But what makes a story timeless? How do we know what will and won’t stand the test of time?
I recently rewatched films from my childhood that I loved that didn’t stand the test of time, but I can watch films from the 1940s that send a chill down my back because of how relevant that is to current society. What may be successful today might not exist in the zeitgeist of cinema in 10 years, no matter how badly you want it to, and vice versa.
This is a realization that came to many of the writers who were invited to the Hollywood Reporter’s 2022 Writers Roundtable. Filmmakers and writers Jordan Peele, Rian Johnson, Chinonye Chukwu, Tony Kushner, Martin McDonagh, and Daniel Kwan sat together to discuss all things screenwriting. During that conversation, Johnson and Kwan broke down why it is impossible to write a timeless story.
Why Writing a Timeless Story Is Impossible
Johnson wrote Knives Out and Glass Onion as an homage to the murder-mystery genre films he watched as a kid like Death on the Nile and Evil Under the Sun, as well as Agatha Christie’s detective novels, which were hugely popular during their publication. What Johnson realized about the genre as he matured into it is that the story and the genre’s tropes are manufactured to engage with current society.
“It’s this gun that’s built to fire a bullet and it hadn’t been loaded for a long time,” Johnson said during the roundtable. “Because forever… we’ve been seeing these movies as period pieces set in a quaint other world that is set in the past."
Many writers find inspiration from the world around them and how the people, including themselves, engage with the culture. It can be exciting to write a genre story that has specific beats that must be hit throughout while shaping it to a modern lens of your culture.
While the formula will never change, writers can find different ways to play with the concept and tropes of the genre for a modern audience that is extremely trope-savvy. Culture changes every year, but cinema is culture preserved.
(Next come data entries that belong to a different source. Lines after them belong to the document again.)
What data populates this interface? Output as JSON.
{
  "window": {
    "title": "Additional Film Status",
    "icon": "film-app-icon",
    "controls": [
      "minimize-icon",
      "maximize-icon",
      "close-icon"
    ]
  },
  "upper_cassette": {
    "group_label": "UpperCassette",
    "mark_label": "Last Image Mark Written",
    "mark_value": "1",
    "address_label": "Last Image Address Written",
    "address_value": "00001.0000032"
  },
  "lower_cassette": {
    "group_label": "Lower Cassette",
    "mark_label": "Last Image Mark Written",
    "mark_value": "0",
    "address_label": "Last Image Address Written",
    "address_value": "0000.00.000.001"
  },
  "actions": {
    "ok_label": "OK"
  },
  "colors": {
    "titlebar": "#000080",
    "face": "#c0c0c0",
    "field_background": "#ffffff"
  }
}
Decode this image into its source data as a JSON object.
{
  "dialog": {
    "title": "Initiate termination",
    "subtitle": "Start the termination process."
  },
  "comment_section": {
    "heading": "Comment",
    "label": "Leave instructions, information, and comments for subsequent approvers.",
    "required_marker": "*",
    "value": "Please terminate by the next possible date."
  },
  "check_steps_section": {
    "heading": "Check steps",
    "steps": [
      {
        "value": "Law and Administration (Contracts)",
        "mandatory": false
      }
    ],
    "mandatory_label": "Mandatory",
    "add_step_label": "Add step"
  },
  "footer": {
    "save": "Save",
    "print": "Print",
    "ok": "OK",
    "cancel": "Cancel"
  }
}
Kwan, who co-wrote and co-directed Everything Everywhere All at Once with Daniel Scheinert, expressed his appreciation for Johnson’s films, stating that Johnson’s films don’t feel concerned with the idea of trying to make a classic, a notion that many writers are haunted by when they sit down and look at a blank page, but finding a new way to entertain an audience through a static formula.
“I think early on as a filmmaker, I always thought, like, 'Okay, how can I make this film classic? How can I make it timeless?'” Kwan said. “I think that’s a trap, right? [Johnson’s] movies are almost trying to push that logic in the opposite direction as far as possible.”
The problem is that we don’t know what the future looks like. Unless you have a time machine that can travel forward in time, we are stuck in the unknown with our thoughts and a blank page. These great writers and filmmakers understand that a story doesn’t have to be timeless to succeed. Instead, it has to speak to some societal truth.
A good story will always be a good story. Write what feels true and natural to you, and don’t be afraid to take a risk if you believe that chance serves the story. The beauty of writing is that you will always have the chance to write more and sharpen your skills. Eventually, you will write something that stands the test of time, and you won’t even know it until it belongs to the culture.
Let us know what you think about Johnson’s and Kwan’s takes on writing a timeless story in the comments!